By now, most Internet-savvy consumers are wise to the spam emails that look like they are from a bank or financial institution, warning that prompt action is needed to avoid losing access to an account.
Usually that "prompt action" is supplying your date of birth, social security number, and all manner of personal information that could be used to steal your identity. When we see these emails, most of us simply ignore or delete them.
So scammers appear to have reverted to an old fashioned way to phish for information. They pick up the phone and call victims. In Pennsylvania, Attorney General Tom Corbett is warning his state's residents to be on the look out for these kinds of phishing calls.
"These bogus 'security alerts' typically warn that credit card or bank accounts may have been compromised and ask consumers to respond by 'confirming' or 'verifying' their account numbers," Corbett said. "The sole purpose of these calls is to convince unwary victims to reveal their account numbers and passwords so that thieves can steal money from their bank accounts or make large purchases with their credit cards."
Corbett said identity thieves are always looking for ways to disguise their schemes and reach out to new potential victims. In the latest scam, they use live operators and automated calls disguised as communication from banks, credit card companies or other legitimate businesses.
Corbett noted that the Attorney General's Bureau of Consumer Protection has been receiving an increasing number of complaints about unwanted "account security" calls and messages all across the state.
He pointed out that legitimate businesses will not call or message consumers asking them to provide their entire account number, password or PIN number -- so any request for that level of detailed personal information should be a clear warning sign of a scam.
"While some businesses may contact consumers to alert them about potential problems with their accounts, they will not ask individuals to divulge all of their account information by phone or email," Corbett said. "If you do receive a message asking for detailed account information, contact your bank or credit card directly -- using the customer service hotline printed on your card or monthly statement -- to report the scam attempt and also to verify that your account is secure."
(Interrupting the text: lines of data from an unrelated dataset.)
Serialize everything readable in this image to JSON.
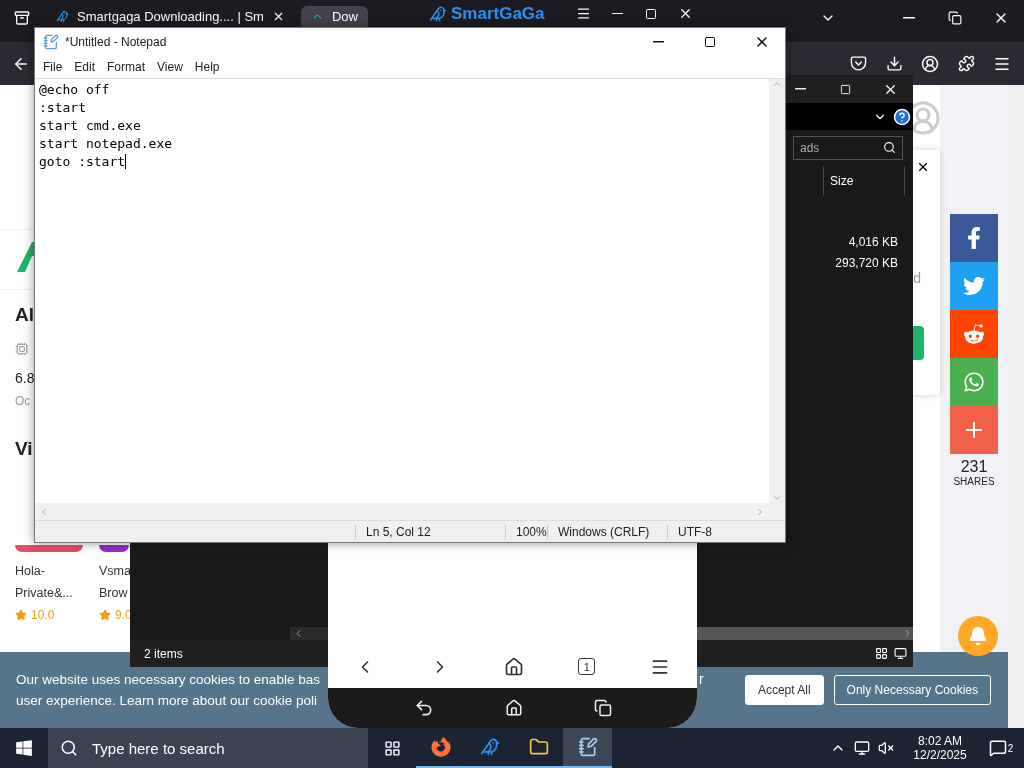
{
  "browser": {
    "tabs": [
      {
        "label": "Smartgaga Downloading.... | Sm",
        "selected": false
      },
      {
        "label": "Dow",
        "selected": true
      }
    ]
  },
  "emulator_window": {
    "title": "SmartGaGa",
    "tab_count": "1"
  },
  "page": {
    "heading": "Al",
    "spec_value": "6.8",
    "date": "Oc",
    "section": "Vi",
    "apps": [
      {
        "name": [
          "Hola-",
          "Private&..."
        ],
        "rating": "10.0",
        "color": "#e0506a"
      },
      {
        "name": [
          "Vsma",
          "Brow"
        ],
        "rating": "9.0",
        "color": "#9b2bc9"
      }
    ],
    "popup_fragment": "d",
    "share_buttons": [
      {
        "kind": "facebook",
        "color": "#3b5998"
      },
      {
        "kind": "twitter",
        "color": "#1da1f2"
      },
      {
        "kind": "reddit",
        "color": "#ff4500"
      },
      {
        "kind": "whatsapp",
        "color": "#4caf50"
      },
      {
        "kind": "more",
        "color": "#f2614a"
      }
    ],
    "share_count": "231",
    "share_label": "SHARES"
  },
  "cookie_banner": {
    "lines": [
      "Our website uses necessary cookies to enable bas",
      "user experience. Learn more about our cookie poli"
    ],
    "tail": "r",
    "buttons": [
      "Accept All",
      "Only Necessary Cookies"
    ]
  },
  "explorer": {
    "search": "ads",
    "column": "Size",
    "rows": [
      "4,016 KB",
      "293,720 KB"
    ],
    "status": "2 items"
  },
  "notepad": {
    "title": "*Untitled - Notepad",
    "menu": [
      "File",
      "Edit",
      "Format",
      "View",
      "Help"
    ],
    "lines": [
      "@echo off",
      ":start",
      "start cmd.exe",
      "start notepad.exe",
      "goto :start"
    ],
    "status": [
      "Ln 5, Col 12",
      "100%",
      "Windows (CRLF)",
      "UTF-8"
    ]
  },
  "taskbar": {
    "search_placeholder": "Type here to search",
    "apps": [
      {
        "kind": "firefox",
        "selected": false
      },
      {
        "kind": "swan",
        "selected": false
      },
      {
        "kind": "folder",
        "selected": false
      },
      {
        "kind": "notepad",
        "selected": true
      }
    ],
    "time": "8:02 AM",
    "date": "12/2/2025",
    "notifications": "2"
  }
}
Corbett said that any consumer who suspects they have accidentally divulged personal information in response to a scam should immediately contact their bank or credit card company to stop any unauthorized withdrawals or charges to their accounts.